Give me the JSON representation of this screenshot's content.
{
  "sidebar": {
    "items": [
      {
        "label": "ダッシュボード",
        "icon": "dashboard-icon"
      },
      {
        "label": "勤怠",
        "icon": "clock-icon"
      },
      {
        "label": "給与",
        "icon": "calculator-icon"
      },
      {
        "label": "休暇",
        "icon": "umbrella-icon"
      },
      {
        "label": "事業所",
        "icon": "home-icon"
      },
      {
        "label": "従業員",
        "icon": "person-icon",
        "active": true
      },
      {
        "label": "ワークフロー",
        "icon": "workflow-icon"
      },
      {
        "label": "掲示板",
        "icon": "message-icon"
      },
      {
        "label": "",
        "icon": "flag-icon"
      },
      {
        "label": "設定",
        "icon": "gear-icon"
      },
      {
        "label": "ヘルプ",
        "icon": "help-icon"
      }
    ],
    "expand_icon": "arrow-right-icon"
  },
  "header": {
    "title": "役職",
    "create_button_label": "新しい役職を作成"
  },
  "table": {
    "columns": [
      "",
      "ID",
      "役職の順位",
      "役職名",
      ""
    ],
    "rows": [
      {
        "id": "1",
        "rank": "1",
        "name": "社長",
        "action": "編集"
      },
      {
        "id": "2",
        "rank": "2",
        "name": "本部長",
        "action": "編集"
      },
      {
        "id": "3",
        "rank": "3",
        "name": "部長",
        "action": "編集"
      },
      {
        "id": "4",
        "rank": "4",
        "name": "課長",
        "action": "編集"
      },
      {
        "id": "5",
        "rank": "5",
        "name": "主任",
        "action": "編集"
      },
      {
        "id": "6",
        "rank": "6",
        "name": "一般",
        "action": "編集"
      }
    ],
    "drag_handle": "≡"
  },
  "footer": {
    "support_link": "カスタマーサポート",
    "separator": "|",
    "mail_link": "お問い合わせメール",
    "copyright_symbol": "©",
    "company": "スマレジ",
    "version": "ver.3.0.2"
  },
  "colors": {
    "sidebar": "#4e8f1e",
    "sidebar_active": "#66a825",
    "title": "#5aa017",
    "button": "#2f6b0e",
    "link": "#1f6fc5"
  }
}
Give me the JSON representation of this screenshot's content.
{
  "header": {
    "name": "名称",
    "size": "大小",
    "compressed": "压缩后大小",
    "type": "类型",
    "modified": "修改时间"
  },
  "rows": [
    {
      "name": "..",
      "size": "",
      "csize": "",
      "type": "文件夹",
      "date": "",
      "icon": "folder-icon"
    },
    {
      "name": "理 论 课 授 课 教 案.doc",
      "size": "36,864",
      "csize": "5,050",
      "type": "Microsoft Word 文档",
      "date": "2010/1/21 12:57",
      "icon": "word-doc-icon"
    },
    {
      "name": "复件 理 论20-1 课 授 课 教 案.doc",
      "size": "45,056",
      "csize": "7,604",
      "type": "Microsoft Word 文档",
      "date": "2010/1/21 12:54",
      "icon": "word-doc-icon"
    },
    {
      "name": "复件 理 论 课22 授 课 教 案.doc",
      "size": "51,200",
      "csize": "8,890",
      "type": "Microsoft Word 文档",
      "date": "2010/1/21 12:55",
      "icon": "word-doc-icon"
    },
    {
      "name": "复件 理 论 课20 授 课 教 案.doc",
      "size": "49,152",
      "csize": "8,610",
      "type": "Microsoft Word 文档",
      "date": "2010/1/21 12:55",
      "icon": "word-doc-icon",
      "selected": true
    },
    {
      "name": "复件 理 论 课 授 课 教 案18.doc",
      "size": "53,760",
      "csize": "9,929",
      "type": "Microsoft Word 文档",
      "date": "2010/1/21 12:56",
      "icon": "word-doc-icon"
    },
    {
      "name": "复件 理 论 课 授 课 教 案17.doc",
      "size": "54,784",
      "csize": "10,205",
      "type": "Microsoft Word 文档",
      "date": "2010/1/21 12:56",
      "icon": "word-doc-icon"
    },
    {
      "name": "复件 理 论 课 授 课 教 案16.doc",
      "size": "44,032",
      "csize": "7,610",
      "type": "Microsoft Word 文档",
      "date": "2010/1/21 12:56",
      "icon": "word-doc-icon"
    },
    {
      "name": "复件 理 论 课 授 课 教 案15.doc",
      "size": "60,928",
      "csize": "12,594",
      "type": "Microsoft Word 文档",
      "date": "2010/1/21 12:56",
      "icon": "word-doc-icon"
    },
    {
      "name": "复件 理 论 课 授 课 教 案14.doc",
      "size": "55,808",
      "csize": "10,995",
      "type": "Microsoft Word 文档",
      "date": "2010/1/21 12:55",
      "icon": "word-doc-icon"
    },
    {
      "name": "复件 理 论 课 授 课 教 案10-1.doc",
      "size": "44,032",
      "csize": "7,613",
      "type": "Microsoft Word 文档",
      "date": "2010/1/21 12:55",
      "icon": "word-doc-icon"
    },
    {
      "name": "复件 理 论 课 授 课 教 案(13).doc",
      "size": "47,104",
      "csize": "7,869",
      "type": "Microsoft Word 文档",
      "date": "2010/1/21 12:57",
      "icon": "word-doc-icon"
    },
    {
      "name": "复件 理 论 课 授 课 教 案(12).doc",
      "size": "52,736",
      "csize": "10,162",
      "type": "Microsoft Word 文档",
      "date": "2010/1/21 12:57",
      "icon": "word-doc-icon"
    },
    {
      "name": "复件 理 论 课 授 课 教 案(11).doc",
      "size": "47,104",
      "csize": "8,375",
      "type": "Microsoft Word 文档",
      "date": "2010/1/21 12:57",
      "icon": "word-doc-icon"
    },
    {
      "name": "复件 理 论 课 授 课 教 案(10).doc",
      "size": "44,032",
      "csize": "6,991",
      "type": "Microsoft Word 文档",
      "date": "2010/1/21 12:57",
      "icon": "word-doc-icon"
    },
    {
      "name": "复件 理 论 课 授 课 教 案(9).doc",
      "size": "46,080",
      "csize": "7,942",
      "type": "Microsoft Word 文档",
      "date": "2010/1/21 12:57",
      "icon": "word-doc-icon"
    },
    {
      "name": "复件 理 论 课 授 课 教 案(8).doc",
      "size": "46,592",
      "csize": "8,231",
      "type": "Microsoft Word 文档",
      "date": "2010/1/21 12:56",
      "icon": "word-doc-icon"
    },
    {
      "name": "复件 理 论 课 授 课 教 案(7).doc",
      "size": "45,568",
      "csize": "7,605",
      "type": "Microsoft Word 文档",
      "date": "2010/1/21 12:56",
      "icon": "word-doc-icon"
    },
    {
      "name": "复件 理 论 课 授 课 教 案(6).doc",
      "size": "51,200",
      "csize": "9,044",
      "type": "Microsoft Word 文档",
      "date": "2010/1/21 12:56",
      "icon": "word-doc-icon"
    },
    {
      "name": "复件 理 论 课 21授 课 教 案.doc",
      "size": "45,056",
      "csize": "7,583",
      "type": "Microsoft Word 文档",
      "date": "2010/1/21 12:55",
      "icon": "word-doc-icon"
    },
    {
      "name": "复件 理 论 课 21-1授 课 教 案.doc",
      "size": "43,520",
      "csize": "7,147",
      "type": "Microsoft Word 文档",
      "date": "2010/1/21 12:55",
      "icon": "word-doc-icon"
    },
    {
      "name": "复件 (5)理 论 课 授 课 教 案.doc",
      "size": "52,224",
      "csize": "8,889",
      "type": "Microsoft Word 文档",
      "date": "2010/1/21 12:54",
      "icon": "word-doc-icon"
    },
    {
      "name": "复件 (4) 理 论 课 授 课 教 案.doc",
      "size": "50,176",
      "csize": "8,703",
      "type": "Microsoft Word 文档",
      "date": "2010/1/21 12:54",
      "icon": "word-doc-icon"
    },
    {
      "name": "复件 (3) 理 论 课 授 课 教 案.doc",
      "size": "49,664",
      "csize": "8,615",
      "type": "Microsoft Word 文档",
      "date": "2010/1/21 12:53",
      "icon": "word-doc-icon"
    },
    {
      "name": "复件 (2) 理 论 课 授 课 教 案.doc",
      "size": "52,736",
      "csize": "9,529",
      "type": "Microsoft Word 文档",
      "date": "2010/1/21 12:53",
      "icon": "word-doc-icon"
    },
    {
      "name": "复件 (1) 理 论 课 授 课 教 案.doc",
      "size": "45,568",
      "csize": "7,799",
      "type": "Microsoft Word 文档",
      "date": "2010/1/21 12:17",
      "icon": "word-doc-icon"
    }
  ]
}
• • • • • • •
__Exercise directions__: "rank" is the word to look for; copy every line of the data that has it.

__Response__:
        "rank": "1",
        "rank": "2",
        "rank": "3",
        "rank": "4",
        "rank": "5",
        "rank": "6",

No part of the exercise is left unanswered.